I believe in equality and mutual respect between the sexes, but don’t apologize for my recognition of the differences between men and women. And damn, am I happy about those differences.
One aspect of this wonderful heterogeneity is that women are more overtly emotional than men. It’s OK for a woman to cry in public. Not so much for a man.
So why does it seem that hard-tailed male sports figures have decided that it is perfectly acceptable to blubber like a wuss at a press conference or during an interview after an unspectacular victory or ordinary loss?
Matt Kenseth breaking down and weeping after the rain gods dropped a gift wrapped Daytona 500 in his lap and A Rod’s choke-up at his juicing admission spectacle are the latest shameful performances by presumably strapping sports heroes. We’ve had to endure Mike Shanahan’s hysterical departure from the Denver Broncos, Roger Federer’s histrionic Australian Open defeat and Brett Favre’s melodramatic ‘retirement’, and many, many others over recent years.
The root source of our current predicament can be traced back to the second coming of Dick Vermeil.
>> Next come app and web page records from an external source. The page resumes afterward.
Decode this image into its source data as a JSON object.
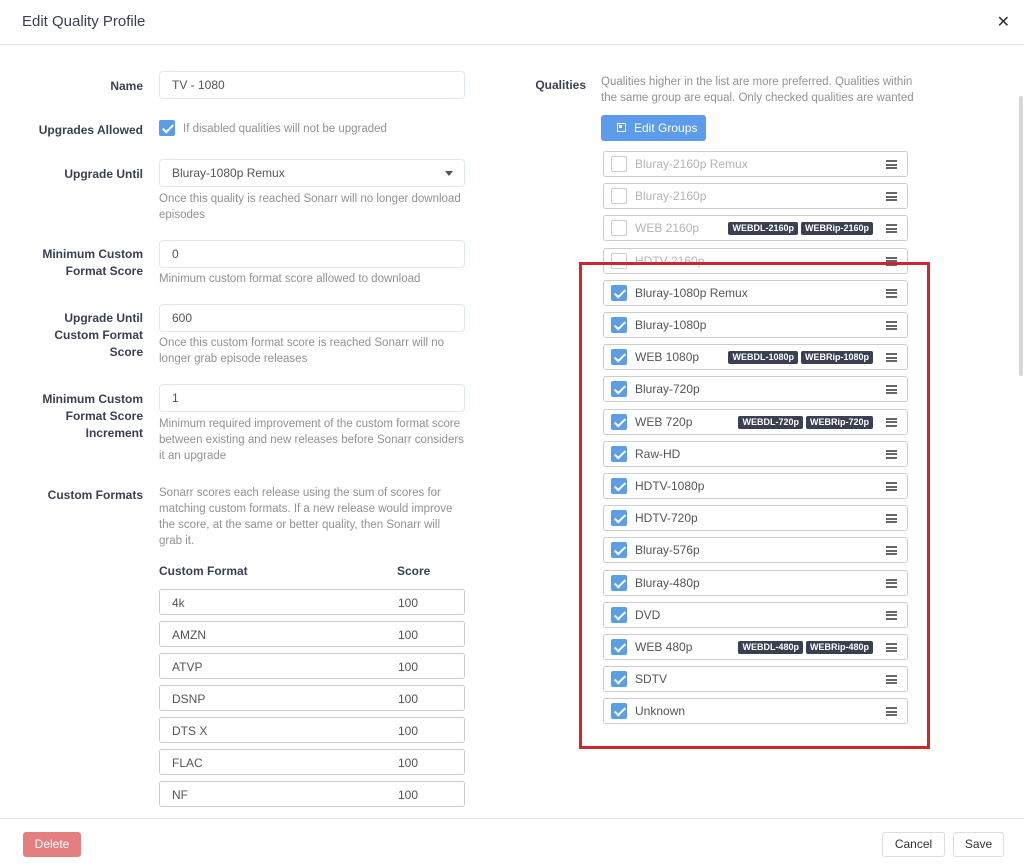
{
  "header": {
    "title": "Edit Quality Profile",
    "close_icon": "close-icon"
  },
  "form": {
    "name_label": "Name",
    "name_value": "TV - 1080",
    "upgrades_label": "Upgrades Allowed",
    "upgrades_checked": true,
    "upgrades_help": "If disabled qualities will not be upgraded",
    "upgrade_until_label": "Upgrade Until",
    "upgrade_until_value": "Bluray-1080p Remux",
    "upgrade_until_help": "Once this quality is reached Sonarr will no longer download episodes",
    "min_cf_label": "Minimum Custom Format Score",
    "min_cf_value": "0",
    "min_cf_help": "Minimum custom format score allowed to download",
    "upgrade_cf_label": "Upgrade Until Custom Format Score",
    "upgrade_cf_value": "600",
    "upgrade_cf_help": "Once this custom format score is reached Sonarr will no longer grab episode releases",
    "min_cf_inc_label": "Minimum Custom Format Score Increment",
    "min_cf_inc_value": "1",
    "min_cf_inc_help": "Minimum required improvement of the custom format score between existing and new releases before Sonarr considers it an upgrade",
    "custom_formats_label": "Custom Formats",
    "custom_formats_help": "Sonarr scores each release using the sum of scores for matching custom formats. If a new release would improve the score, at the same or better quality, then Sonarr will grab it.",
    "cf_col_format": "Custom Format",
    "cf_col_score": "Score",
    "custom_formats": [
      {
        "name": "4k",
        "score": "100"
      },
      {
        "name": "AMZN",
        "score": "100"
      },
      {
        "name": "ATVP",
        "score": "100"
      },
      {
        "name": "DSNP",
        "score": "100"
      },
      {
        "name": "DTS X",
        "score": "100"
      },
      {
        "name": "FLAC",
        "score": "100"
      },
      {
        "name": "NF",
        "score": "100"
      }
    ]
  },
  "qualities": {
    "label": "Qualities",
    "help": "Qualities higher in the list are more preferred. Qualities within the same group are equal. Only checked qualities are wanted",
    "edit_groups_label": "Edit Groups",
    "items": [
      {
        "name": "Bluray-2160p Remux",
        "checked": false,
        "tags": []
      },
      {
        "name": "Bluray-2160p",
        "checked": false,
        "tags": []
      },
      {
        "name": "WEB 2160p",
        "checked": false,
        "tags": [
          "WEBDL-2160p",
          "WEBRip-2160p"
        ]
      },
      {
        "name": "HDTV-2160p",
        "checked": false,
        "tags": []
      },
      {
        "name": "Bluray-1080p Remux",
        "checked": true,
        "tags": []
      },
      {
        "name": "Bluray-1080p",
        "checked": true,
        "tags": []
      },
      {
        "name": "WEB 1080p",
        "checked": true,
        "tags": [
          "WEBDL-1080p",
          "WEBRip-1080p"
        ]
      },
      {
        "name": "Bluray-720p",
        "checked": true,
        "tags": []
      },
      {
        "name": "WEB 720p",
        "checked": true,
        "tags": [
          "WEBDL-720p",
          "WEBRip-720p"
        ]
      },
      {
        "name": "Raw-HD",
        "checked": true,
        "tags": []
      },
      {
        "name": "HDTV-1080p",
        "checked": true,
        "tags": []
      },
      {
        "name": "HDTV-720p",
        "checked": true,
        "tags": []
      },
      {
        "name": "Bluray-576p",
        "checked": true,
        "tags": []
      },
      {
        "name": "Bluray-480p",
        "checked": true,
        "tags": []
      },
      {
        "name": "DVD",
        "checked": true,
        "tags": []
      },
      {
        "name": "WEB 480p",
        "checked": true,
        "tags": [
          "WEBDL-480p",
          "WEBRip-480p"
        ]
      },
      {
        "name": "SDTV",
        "checked": true,
        "tags": []
      },
      {
        "name": "Unknown",
        "checked": true,
        "tags": []
      }
    ]
  },
  "footer": {
    "delete_label": "Delete",
    "cancel_label": "Cancel",
    "save_label": "Save"
  },
  "colors": {
    "accent": "#5d9cec",
    "danger": "#e57f7f",
    "highlight": "#d0252c",
    "tag": "#3a3f51"
  }
}
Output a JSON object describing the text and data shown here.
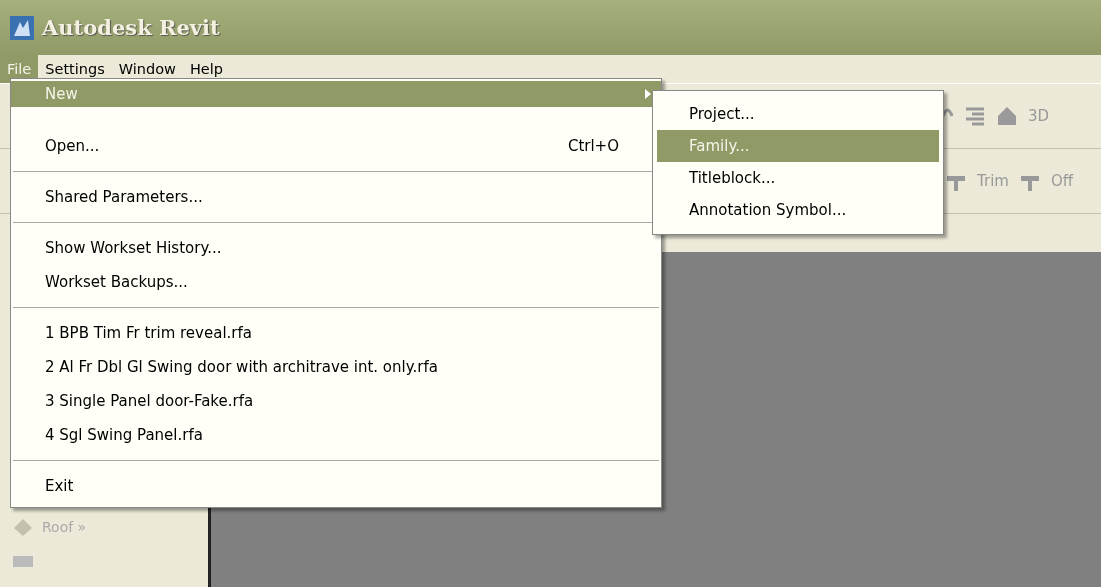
{
  "window": {
    "title": "Autodesk Revit"
  },
  "menubar": [
    {
      "label": "File",
      "selected": true
    },
    {
      "label": "Settings",
      "selected": false
    },
    {
      "label": "Window",
      "selected": false
    },
    {
      "label": "Help",
      "selected": false
    }
  ],
  "file_menu": [
    {
      "kind": "item",
      "label": "New",
      "selected": true,
      "submenu": true
    },
    {
      "kind": "item",
      "label": "Open...",
      "shortcut": "Ctrl+O",
      "selected": false
    },
    {
      "kind": "separator"
    },
    {
      "kind": "item",
      "label": "Shared Parameters...",
      "selected": false
    },
    {
      "kind": "separator"
    },
    {
      "kind": "item",
      "label": "Show Workset History...",
      "selected": false
    },
    {
      "kind": "item",
      "label": "Workset Backups...",
      "selected": false
    },
    {
      "kind": "separator"
    },
    {
      "kind": "item",
      "label": "1 BPB Tim Fr trim reveal.rfa",
      "selected": false
    },
    {
      "kind": "item",
      "label": "2 Al Fr Dbl Gl Swing door with architrave int. only.rfa",
      "selected": false
    },
    {
      "kind": "item",
      "label": "3 Single Panel door-Fake.rfa",
      "selected": false
    },
    {
      "kind": "item",
      "label": "4 Sgl Swing Panel.rfa",
      "selected": false
    },
    {
      "kind": "separator"
    },
    {
      "kind": "item",
      "label": "Exit",
      "selected": false
    }
  ],
  "new_submenu": [
    {
      "label": "Project...",
      "selected": false
    },
    {
      "label": "Family...",
      "selected": true
    },
    {
      "label": "Titleblock...",
      "selected": false
    },
    {
      "label": "Annotation Symbol...",
      "selected": false
    }
  ],
  "toolbar_top": {
    "label": "3D"
  },
  "toolbar_bottom": [
    {
      "label": "Trim"
    },
    {
      "label": "Off"
    }
  ],
  "design_bar": [
    {
      "label": "Roof »"
    }
  ]
}
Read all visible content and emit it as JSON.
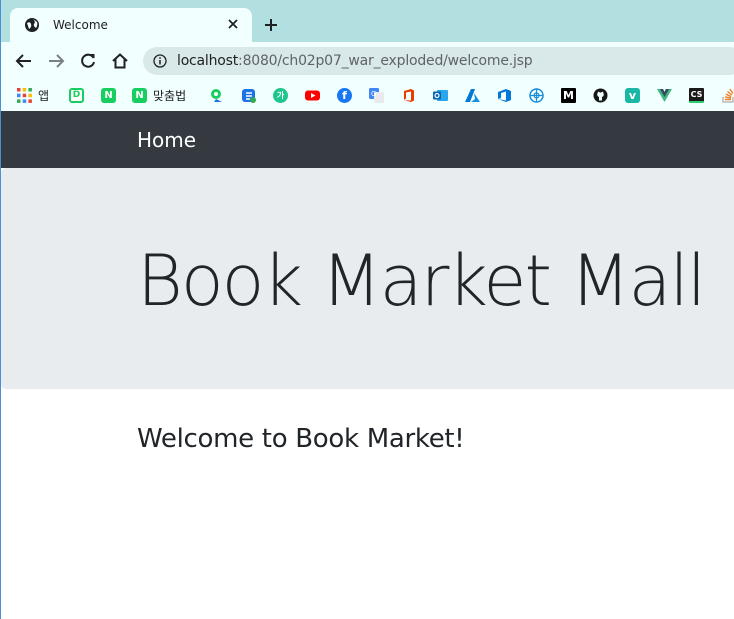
{
  "tab": {
    "title": "Welcome"
  },
  "address": {
    "host": "localhost",
    "path": ":8080/ch02p07_war_exploded/welcome.jsp"
  },
  "bookmarks": {
    "apps_label": "앱",
    "law_label": "맞춤법"
  },
  "navbar": {
    "brand": "Home"
  },
  "jumbotron": {
    "title": "Book Market Mall"
  },
  "content": {
    "welcome": "Welcome to Book Market!"
  },
  "colors": {
    "tabstrip": "#b2dfdf",
    "toolbar": "#f1ffff",
    "navbar": "#343a40",
    "jumbotron": "#e9ecef"
  }
}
Vermeil, the long time Philadelphia Eagles head coach, left professional football for a number of years and then accomplished a spectacular come back leading the Saint Louis Rams along with a no-name retread quarterback from NFL Europe, Kurt Warner, to victory in Super Bowl XXXIV. So notoriously fragile was Vermeil that he seeming would dissolve into shuttering sobs after something as mundane as a successful 4th and long.
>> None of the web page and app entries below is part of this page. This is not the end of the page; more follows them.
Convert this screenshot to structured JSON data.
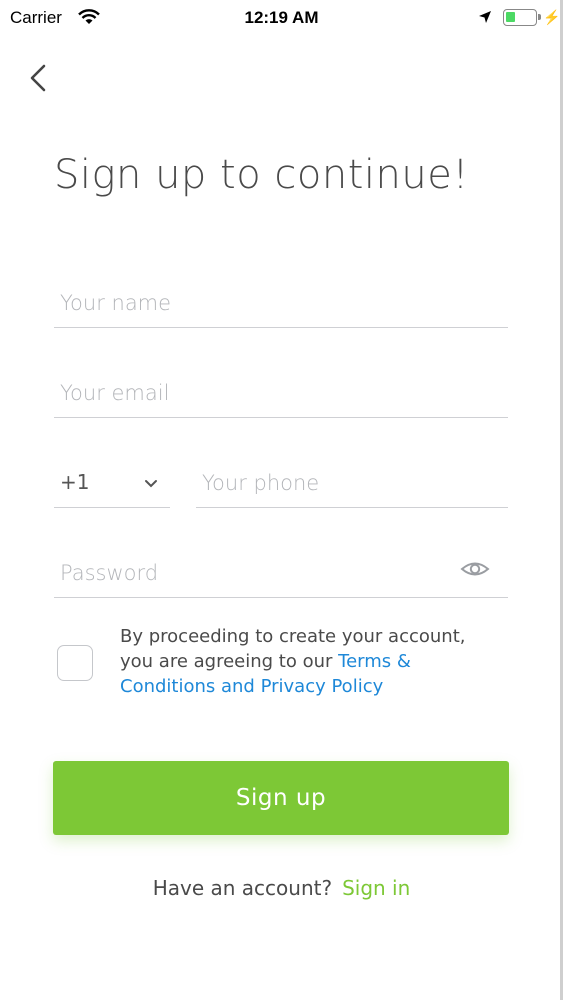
{
  "status_bar": {
    "carrier": "Carrier",
    "time": "12:19 AM",
    "battery_color": "#4cd964"
  },
  "header": {
    "back_icon": "chevron-left-icon",
    "title": "Sign up to continue!"
  },
  "form": {
    "name_placeholder": "Your name",
    "email_placeholder": "Your email",
    "country_code": "+1",
    "phone_placeholder": "Your phone",
    "password_placeholder": "Password",
    "password_toggle_icon": "eye-icon"
  },
  "terms": {
    "checked": false,
    "text": "By proceeding to create your account, you are agreeing to our ",
    "link": "Terms & Conditions and Privacy Policy",
    "link_color": "#1e88d8"
  },
  "actions": {
    "signup_label": "Sign up",
    "accent_color": "#7dc836",
    "have_account_text": "Have an account?",
    "signin_label": "Sign in"
  }
}
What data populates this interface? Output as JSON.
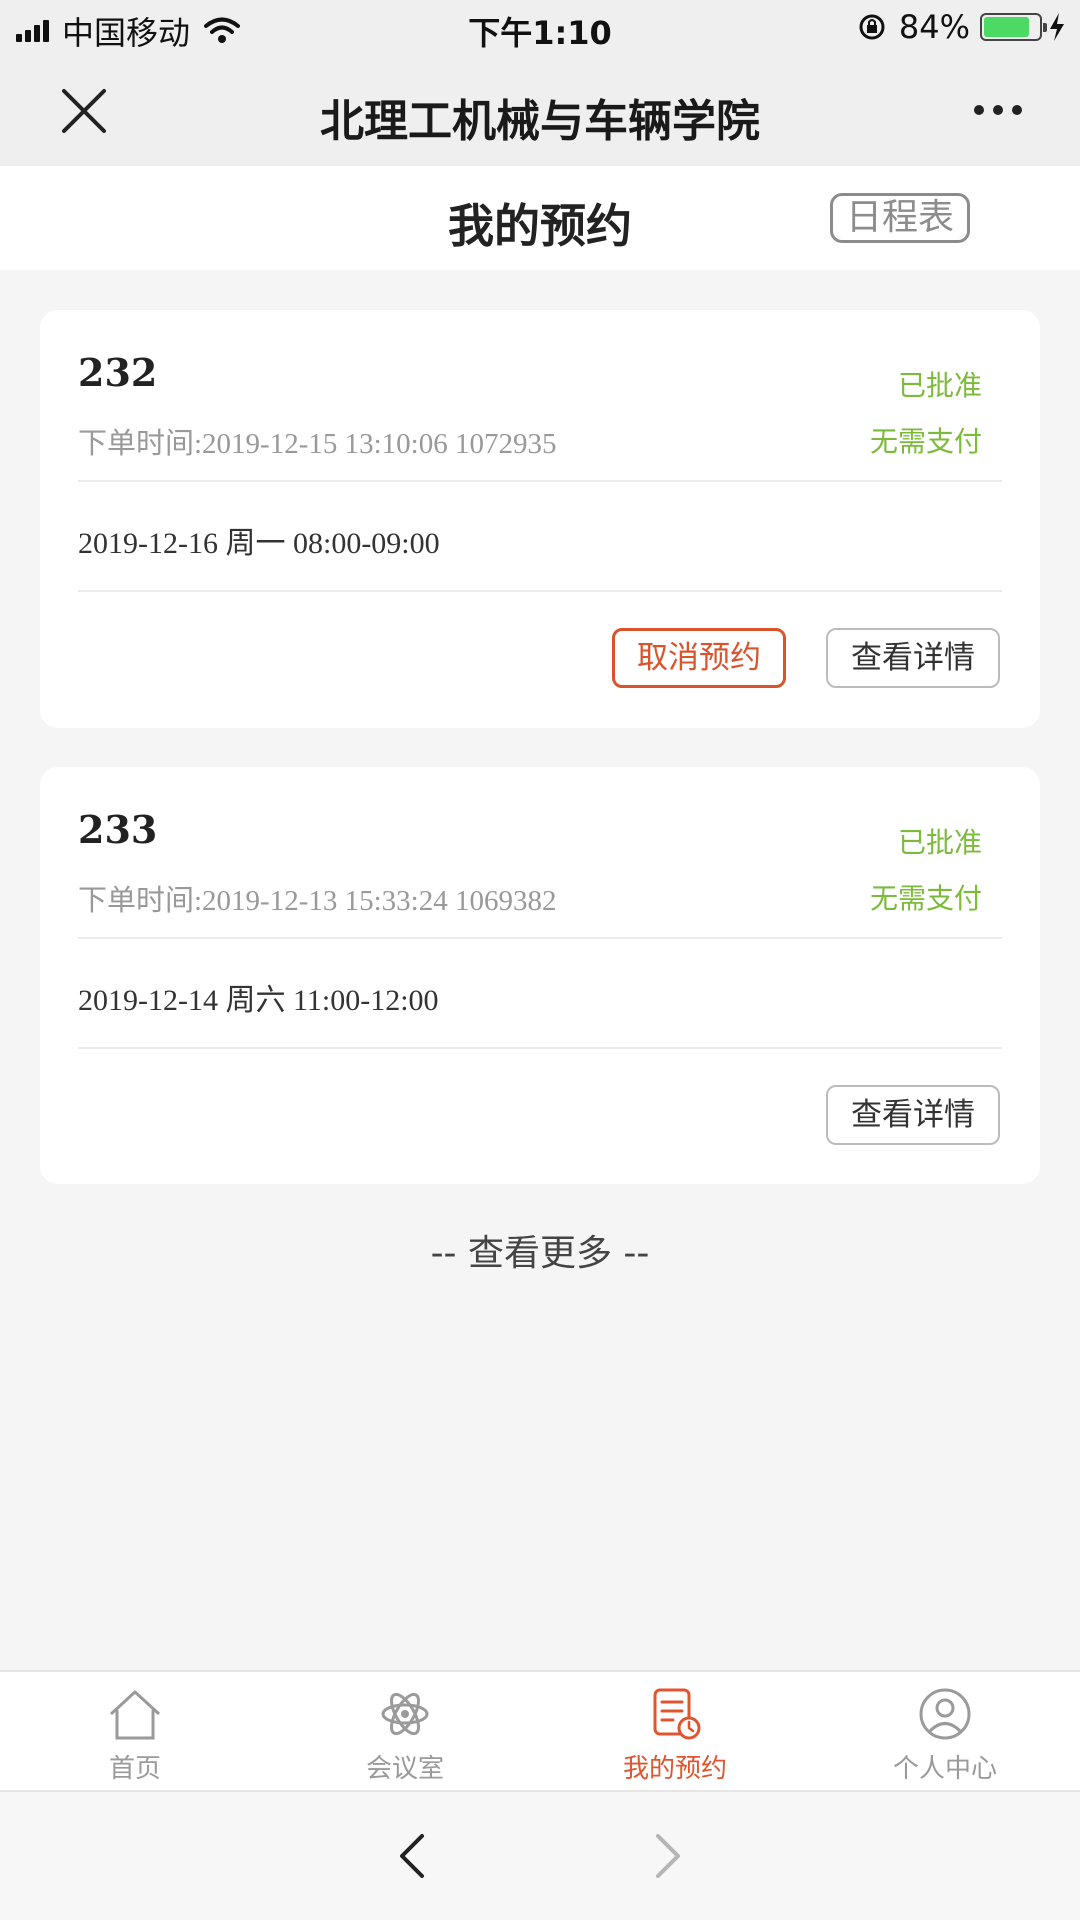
{
  "status_bar": {
    "carrier": "中国移动",
    "time": "下午1:10",
    "battery": "84%",
    "battery_level": 0.84
  },
  "nav": {
    "title": "北理工机械与车辆学院"
  },
  "header": {
    "title": "我的预约",
    "schedule_label": "日程表"
  },
  "bookings": [
    {
      "id": "232",
      "order_time": "下单时间:2019-12-15 13:10:06 1072935",
      "status": "已批准",
      "payment": "无需支付",
      "slot": "2019-12-16 周一 08:00-09:00",
      "cancel_label": "取消预约",
      "detail_label": "查看详情"
    },
    {
      "id": "233",
      "order_time": "下单时间:2019-12-13 15:33:24 1069382",
      "status": "已批准",
      "payment": "无需支付",
      "slot": "2019-12-14 周六 11:00-12:00",
      "detail_label": "查看详情"
    }
  ],
  "more_label": "-- 查看更多 --",
  "tabs": [
    {
      "label": "首页",
      "icon": "home-icon"
    },
    {
      "label": "会议室",
      "icon": "atom-icon"
    },
    {
      "label": "我的预约",
      "icon": "booking-list-icon"
    },
    {
      "label": "个人中心",
      "icon": "user-circle-icon"
    }
  ],
  "colors": {
    "accent": "#e0552f",
    "approved": "#7cba3c"
  }
}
The press found this endearing. A head football coach, someone that conventional wisdom dictated should be tough, hard boiled and stolid, could be unabashedly sensitive and in touch with his emotions.
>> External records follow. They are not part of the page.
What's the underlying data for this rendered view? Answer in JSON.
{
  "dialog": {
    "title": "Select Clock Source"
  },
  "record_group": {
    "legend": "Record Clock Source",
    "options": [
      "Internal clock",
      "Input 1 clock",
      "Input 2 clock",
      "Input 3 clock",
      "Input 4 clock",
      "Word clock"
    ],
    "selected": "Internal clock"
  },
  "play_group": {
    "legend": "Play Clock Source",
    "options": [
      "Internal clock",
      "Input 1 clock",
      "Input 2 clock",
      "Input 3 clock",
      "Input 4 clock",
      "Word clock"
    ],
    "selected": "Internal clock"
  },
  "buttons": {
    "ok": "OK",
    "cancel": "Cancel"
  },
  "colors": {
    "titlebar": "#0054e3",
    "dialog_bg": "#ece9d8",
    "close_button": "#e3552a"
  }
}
Ever since, grown sportsmen have seen fit to be increasing demonstrative of their inner feelings. A development I find profoundly disturbing and it is now high time to slap these whey-faced girlymen up side the head and put a stop to this foolishness.
There are very few circumstances in daily life much less in sports that I can conjure up that warrant a man turning on the water works and none involve winning or losing a game, being traded, released or fired, or embarrassing admissions like infidelity, true sexual orientation or injecting one’s backside with a needle full of rip off.
Guys should save the public tears for things that are truly important, the delivery room after the first bellow of a newborn child, walking the aisle with a daughter on your arm, or standing graveside to the mournful strains of The Old Rugged Cross.
There’s no crying in professional sports or there shouldn’t be and the milksops that now proliferate are an embarrassment to most emotionally stable, grounded in reality, red-blooded sports fans.
You wanna yowl like a 12-year-old boy after a game seven World Series loss, well then you had better not be old enough to shave and pouting in the dugout at Williamsport.
Lou Gehrig, the iron man of Major League Baseball, held the consecutive games played record, 2,130, for more than half a century. He didn’t miss a day for over 13 years. The streak was only broken when Gehrig contracted amyotrophic lateral sclerosis, an incurable disease that would eventually kill him and forever afterward be known as his disease.
In one of the most stirring addresses ever in sports, knowing he was dying, Gehrig bid farewell before an overflowing Yankee Stadium crowd in 1939. Overcome with emotion, Babe Ruth standing nearby, Gehrig paused for several moments before starting out saying, ‘Fans, for the past two weeks you have been reading about the bad break I got. Yet today I consider myself the luckiest man on the face of this earth.’
Perhaps today’s sportsman could learn a thing or two from Mr. Gehrig. Things seemingly discarded in today’s facebooked world, understatement, composure and the virtues of stoicism.
Gregory S. McTaggart